- _PROMPT_:
Extract the data exactly, missing nothing.

- _MATERIAL FOR THIS EXERCISE_:
= = = = = = =
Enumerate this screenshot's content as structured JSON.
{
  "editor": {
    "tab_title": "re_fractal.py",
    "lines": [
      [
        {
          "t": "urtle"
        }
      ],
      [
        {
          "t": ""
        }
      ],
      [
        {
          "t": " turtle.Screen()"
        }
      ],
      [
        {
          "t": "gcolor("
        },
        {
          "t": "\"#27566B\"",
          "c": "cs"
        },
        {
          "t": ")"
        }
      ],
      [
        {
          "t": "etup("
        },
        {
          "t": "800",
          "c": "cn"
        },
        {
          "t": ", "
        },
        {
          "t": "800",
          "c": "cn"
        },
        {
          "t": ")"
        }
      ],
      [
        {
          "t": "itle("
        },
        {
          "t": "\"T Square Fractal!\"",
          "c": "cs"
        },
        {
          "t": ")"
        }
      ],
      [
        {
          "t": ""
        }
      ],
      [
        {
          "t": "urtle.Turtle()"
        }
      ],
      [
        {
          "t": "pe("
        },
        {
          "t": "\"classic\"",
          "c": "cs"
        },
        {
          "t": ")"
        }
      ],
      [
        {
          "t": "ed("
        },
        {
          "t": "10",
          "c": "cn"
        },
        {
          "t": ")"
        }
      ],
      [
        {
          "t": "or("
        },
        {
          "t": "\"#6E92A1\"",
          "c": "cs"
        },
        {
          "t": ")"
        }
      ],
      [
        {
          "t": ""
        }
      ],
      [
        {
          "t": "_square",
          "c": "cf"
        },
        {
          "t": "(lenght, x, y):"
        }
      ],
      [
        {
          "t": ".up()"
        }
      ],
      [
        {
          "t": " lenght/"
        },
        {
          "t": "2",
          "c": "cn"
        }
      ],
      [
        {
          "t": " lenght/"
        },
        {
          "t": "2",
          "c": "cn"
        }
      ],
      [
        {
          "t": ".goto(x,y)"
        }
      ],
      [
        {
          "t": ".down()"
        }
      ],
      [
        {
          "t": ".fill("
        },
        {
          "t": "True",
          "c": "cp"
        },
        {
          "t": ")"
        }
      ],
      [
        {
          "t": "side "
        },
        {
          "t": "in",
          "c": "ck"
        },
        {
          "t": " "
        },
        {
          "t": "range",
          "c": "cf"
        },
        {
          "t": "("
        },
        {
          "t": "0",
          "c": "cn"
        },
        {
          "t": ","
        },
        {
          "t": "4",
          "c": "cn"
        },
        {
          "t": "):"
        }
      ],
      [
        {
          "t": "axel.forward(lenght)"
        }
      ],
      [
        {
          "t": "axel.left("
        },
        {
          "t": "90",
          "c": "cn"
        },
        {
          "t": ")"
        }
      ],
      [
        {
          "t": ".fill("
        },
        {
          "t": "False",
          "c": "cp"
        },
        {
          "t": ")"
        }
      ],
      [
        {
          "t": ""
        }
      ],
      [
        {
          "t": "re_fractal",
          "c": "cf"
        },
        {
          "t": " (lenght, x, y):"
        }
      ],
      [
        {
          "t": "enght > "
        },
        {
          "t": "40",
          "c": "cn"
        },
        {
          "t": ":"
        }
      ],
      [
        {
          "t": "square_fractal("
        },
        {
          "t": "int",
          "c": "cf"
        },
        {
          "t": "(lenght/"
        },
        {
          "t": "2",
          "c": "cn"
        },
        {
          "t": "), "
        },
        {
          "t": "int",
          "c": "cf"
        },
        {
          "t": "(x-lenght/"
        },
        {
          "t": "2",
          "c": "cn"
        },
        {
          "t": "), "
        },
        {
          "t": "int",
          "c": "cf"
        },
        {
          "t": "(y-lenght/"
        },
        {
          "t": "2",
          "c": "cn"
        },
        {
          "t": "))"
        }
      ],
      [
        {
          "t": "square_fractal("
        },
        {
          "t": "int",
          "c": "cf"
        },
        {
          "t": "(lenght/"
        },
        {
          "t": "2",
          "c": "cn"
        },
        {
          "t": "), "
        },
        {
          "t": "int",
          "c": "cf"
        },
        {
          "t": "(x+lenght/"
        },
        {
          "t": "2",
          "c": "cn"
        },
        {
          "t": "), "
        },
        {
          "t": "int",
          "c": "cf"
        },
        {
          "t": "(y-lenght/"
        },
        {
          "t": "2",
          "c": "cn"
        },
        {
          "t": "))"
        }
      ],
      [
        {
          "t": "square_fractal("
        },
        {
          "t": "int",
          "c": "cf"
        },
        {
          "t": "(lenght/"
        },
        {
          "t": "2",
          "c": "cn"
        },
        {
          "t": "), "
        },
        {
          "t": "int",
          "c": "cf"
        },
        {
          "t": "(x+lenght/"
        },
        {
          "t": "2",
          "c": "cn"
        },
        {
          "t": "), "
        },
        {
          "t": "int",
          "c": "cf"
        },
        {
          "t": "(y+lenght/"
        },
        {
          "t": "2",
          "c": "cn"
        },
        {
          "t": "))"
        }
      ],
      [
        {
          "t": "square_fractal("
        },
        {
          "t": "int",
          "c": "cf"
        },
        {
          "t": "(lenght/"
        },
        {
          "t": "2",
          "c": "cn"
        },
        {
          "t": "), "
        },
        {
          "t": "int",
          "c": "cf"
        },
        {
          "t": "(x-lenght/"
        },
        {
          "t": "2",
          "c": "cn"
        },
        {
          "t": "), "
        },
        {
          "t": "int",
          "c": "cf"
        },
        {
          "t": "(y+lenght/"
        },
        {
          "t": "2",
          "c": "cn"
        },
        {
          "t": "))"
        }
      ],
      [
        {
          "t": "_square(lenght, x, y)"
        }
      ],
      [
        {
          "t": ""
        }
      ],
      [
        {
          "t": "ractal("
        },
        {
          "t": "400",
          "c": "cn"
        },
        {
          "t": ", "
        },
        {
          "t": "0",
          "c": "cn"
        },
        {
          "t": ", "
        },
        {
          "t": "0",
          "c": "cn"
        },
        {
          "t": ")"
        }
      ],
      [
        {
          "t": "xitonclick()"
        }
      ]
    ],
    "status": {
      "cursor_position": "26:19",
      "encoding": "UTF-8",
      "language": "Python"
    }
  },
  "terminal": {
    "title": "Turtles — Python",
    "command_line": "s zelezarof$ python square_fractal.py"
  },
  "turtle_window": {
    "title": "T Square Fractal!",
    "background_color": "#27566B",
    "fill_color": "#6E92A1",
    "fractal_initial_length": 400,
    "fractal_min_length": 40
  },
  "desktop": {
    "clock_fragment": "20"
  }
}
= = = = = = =
- _ANSWER BOX_:
Enumerate this screenshot's content as structured JSON.
{
  "editor": {
    "tab_title": "re_fractal.py",
    "lines": [
      [
        {
          "t": "urtle"
        }
      ],
      [
        {
          "t": ""
        }
      ],
      [
        {
          "t": " turtle.Screen()"
        }
      ],
      [
        {
          "t": "gcolor("
        },
        {
          "t": "\"#27566B\"",
          "c": "cs"
        },
        {
          "t": ")"
        }
      ],
      [
        {
          "t": "etup("
        },
        {
          "t": "800",
          "c": "cn"
        },
        {
          "t": ", "
        },
        {
          "t": "800",
          "c": "cn"
        },
        {
          "t": ")"
        }
      ],
      [
        {
          "t": "itle("
        },
        {
          "t": "\"T Square Fractal!\"",
          "c": "cs"
        },
        {
          "t": ")"
        }
      ],
      [
        {
          "t": ""
        }
      ],
      [
        {
          "t": "urtle.Turtle()"
        }
      ],
      [
        {
          "t": "pe("
        },
        {
          "t": "\"classic\"",
          "c": "cs"
        },
        {
          "t": ")"
        }
      ],
      [
        {
          "t": "ed("
        },
        {
          "t": "10",
          "c": "cn"
        },
        {
          "t": ")"
        }
      ],
      [
        {
          "t": "or("
        },
        {
          "t": "\"#6E92A1\"",
          "c": "cs"
        },
        {
          "t": ")"
        }
      ],
      [
        {
          "t": ""
        }
      ],
      [
        {
          "t": "_square",
          "c": "cf"
        },
        {
          "t": "(lenght, x, y):"
        }
      ],
      [
        {
          "t": ".up()"
        }
      ],
      [
        {
          "t": " lenght/"
        },
        {
          "t": "2",
          "c": "cn"
        }
      ],
      [
        {
          "t": " lenght/"
        },
        {
          "t": "2",
          "c": "cn"
        }
      ],
      [
        {
          "t": ".goto(x,y)"
        }
      ],
      [
        {
          "t": ".down()"
        }
      ],
      [
        {
          "t": ".fill("
        },
        {
          "t": "True",
          "c": "cp"
        },
        {
          "t": ")"
        }
      ],
      [
        {
          "t": "side "
        },
        {
          "t": "in",
          "c": "ck"
        },
        {
          "t": " "
        },
        {
          "t": "range",
          "c": "cf"
        },
        {
          "t": "("
        },
        {
          "t": "0",
          "c": "cn"
        },
        {
          "t": ","
        },
        {
          "t": "4",
          "c": "cn"
        },
        {
          "t": "):"
        }
      ],
      [
        {
          "t": "axel.forward(lenght)"
        }
      ],
      [
        {
          "t": "axel.left("
        },
        {
          "t": "90",
          "c": "cn"
        },
        {
          "t": ")"
        }
      ],
      [
        {
          "t": ".fill("
        },
        {
          "t": "False",
          "c": "cp"
        },
        {
          "t": ")"
        }
      ],
      [
        {
          "t": ""
        }
      ],
      [
        {
          "t": "re_fractal",
          "c": "cf"
        },
        {
          "t": " (lenght, x, y):"
        }
      ],
      [
        {
          "t": "enght > "
        },
        {
          "t": "40",
          "c": "cn"
        },
        {
          "t": ":"
        }
      ],
      [
        {
          "t": "square_fractal("
        },
        {
          "t": "int",
          "c": "cf"
        },
        {
          "t": "(lenght/"
        },
        {
          "t": "2",
          "c": "cn"
        },
        {
          "t": "), "
        },
        {
          "t": "int",
          "c": "cf"
        },
        {
          "t": "(x-lenght/"
        },
        {
          "t": "2",
          "c": "cn"
        },
        {
          "t": "), "
        },
        {
          "t": "int",
          "c": "cf"
        },
        {
          "t": "(y-lenght/"
        },
        {
          "t": "2",
          "c": "cn"
        },
        {
          "t": "))"
        }
      ],
      [
        {
          "t": "square_fractal("
        },
        {
          "t": "int",
          "c": "cf"
        },
        {
          "t": "(lenght/"
        },
        {
          "t": "2",
          "c": "cn"
        },
        {
          "t": "), "
        },
        {
          "t": "int",
          "c": "cf"
        },
        {
          "t": "(x+lenght/"
        },
        {
          "t": "2",
          "c": "cn"
        },
        {
          "t": "), "
        },
        {
          "t": "int",
          "c": "cf"
        },
        {
          "t": "(y-lenght/"
        },
        {
          "t": "2",
          "c": "cn"
        },
        {
          "t": "))"
        }
      ],
      [
        {
          "t": "square_fractal("
        },
        {
          "t": "int",
          "c": "cf"
        },
        {
          "t": "(lenght/"
        },
        {
          "t": "2",
          "c": "cn"
        },
        {
          "t": "), "
        },
        {
          "t": "int",
          "c": "cf"
        },
        {
          "t": "(x+lenght/"
        },
        {
          "t": "2",
          "c": "cn"
        },
        {
          "t": "), "
        },
        {
          "t": "int",
          "c": "cf"
        },
        {
          "t": "(y+lenght/"
        },
        {
          "t": "2",
          "c": "cn"
        },
        {
          "t": "))"
        }
      ],
      [
        {
          "t": "square_fractal("
        },
        {
          "t": "int",
          "c": "cf"
        },
        {
          "t": "(lenght/"
        },
        {
          "t": "2",
          "c": "cn"
        },
        {
          "t": "), "
        },
        {
          "t": "int",
          "c": "cf"
        },
        {
          "t": "(x-lenght/"
        },
        {
          "t": "2",
          "c": "cn"
        },
        {
          "t": "), "
        },
        {
          "t": "int",
          "c": "cf"
        },
        {
          "t": "(y+lenght/"
        },
        {
          "t": "2",
          "c": "cn"
        },
        {
          "t": "))"
        }
      ],
      [
        {
          "t": "_square(lenght, x, y)"
        }
      ],
      [
        {
          "t": ""
        }
      ],
      [
        {
          "t": "ractal("
        },
        {
          "t": "400",
          "c": "cn"
        },
        {
          "t": ", "
        },
        {
          "t": "0",
          "c": "cn"
        },
        {
          "t": ", "
        },
        {
          "t": "0",
          "c": "cn"
        },
        {
          "t": ")"
        }
      ],
      [
        {
          "t": "xitonclick()"
        }
      ]
    ],
    "status": {
      "cursor_position": "26:19",
      "encoding": "UTF-8",
      "language": "Python"
    }
  },
  "terminal": {
    "title": "Turtles — Python",
    "command_line": "s zelezarof$ python square_fractal.py"
  },
  "turtle_window": {
    "title": "T Square Fractal!",
    "background_color": "#27566B",
    "fill_color": "#6E92A1",
    "fractal_initial_length": 400,
    "fractal_min_length": 40
  },
  "desktop": {
    "clock_fragment": "20"
  }
}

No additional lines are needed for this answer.